Internet Access: Moore's Law Not Fast Enough for You?
Author Samuel Clemens once quipped that there are “Lies, damn lies and statistics.” Psychologists know a Rashomon” effect exists, where people have distinctly different impressions of the same event.
So it always seems to be with understanding of how much progress any nation or service provider is making in the area of Internet service quality.
Improvements nearly at Moore's Law rates seems to be a “problem.”
The Federal Communications Commission takes one view; some take the other.
“Broadband deployment in the United States--especially in rural areas--is failing to keep pace with today’s advanced, high-quality voice, data, graphics and video offerings, according to the 2015 Broadband Progress Report adopted today by the Federal Communications Commission,” the FCC says.
The FCC observation about rural areas is correct, and likely always will be, for many of the reasons that hipster bars and restaurants never will be as plentiful in rural areas as they are in urban areas.
Density is required for some businesses to exist, or be sustainable.
The FCC notes that “55 million Americans--17 percent of the population--lack access to advanced broadband,” defined as 25 Mbps in the downstream and 3 Mbps in the upstream.
At the same time, firms such as Comcast, Google Fiber, AT&T, CenturyLink and many others are actively deploying gigabit access networks, where demand will sustain those services.
More important, Comcast and AT&T continue to demonstrate they can scale Internet access bandwidth nearly at Moore’s Law rates.
To the extent the FCC sees itself--and to the extent that it is--the protector of citizen and consumer rights, it is understandable that the agency can say we are not making enough progress.
But that does not mean we are not making progress. We clearly are, unless you think Moore’s Law rates of improvement are not fast enough.
The other observation is that, to a large extent, we will never experience, in rural areas, the same amenities we see in urban areas.

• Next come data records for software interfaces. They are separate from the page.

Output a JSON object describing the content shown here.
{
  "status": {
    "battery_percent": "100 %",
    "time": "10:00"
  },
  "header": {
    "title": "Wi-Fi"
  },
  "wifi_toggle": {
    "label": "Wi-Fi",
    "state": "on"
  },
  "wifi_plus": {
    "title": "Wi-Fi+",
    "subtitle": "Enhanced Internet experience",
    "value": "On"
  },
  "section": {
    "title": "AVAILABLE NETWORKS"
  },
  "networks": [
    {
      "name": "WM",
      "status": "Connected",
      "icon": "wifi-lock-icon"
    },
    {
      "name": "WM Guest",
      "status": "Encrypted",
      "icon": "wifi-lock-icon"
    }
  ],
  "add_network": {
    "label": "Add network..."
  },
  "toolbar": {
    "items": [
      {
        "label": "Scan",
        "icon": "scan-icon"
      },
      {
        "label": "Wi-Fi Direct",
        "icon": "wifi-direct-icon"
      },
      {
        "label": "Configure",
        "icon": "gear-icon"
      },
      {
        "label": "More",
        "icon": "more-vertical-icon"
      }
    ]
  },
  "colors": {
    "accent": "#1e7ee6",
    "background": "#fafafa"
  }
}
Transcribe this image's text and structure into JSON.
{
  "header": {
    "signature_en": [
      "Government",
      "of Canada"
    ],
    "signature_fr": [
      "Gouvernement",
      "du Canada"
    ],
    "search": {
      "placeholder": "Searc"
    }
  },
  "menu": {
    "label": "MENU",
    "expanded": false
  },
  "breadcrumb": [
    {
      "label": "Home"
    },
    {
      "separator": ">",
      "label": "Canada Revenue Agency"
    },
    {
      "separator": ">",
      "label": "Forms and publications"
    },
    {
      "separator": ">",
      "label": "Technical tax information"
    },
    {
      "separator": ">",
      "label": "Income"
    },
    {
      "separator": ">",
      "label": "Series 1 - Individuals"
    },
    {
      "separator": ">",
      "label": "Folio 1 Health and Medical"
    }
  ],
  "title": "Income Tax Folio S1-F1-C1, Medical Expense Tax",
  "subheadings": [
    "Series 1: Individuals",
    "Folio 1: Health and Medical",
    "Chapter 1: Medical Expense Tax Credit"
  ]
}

In that sense, “lack of progress” will always be a problem. That does not mean we are not “solving” the problem, generally.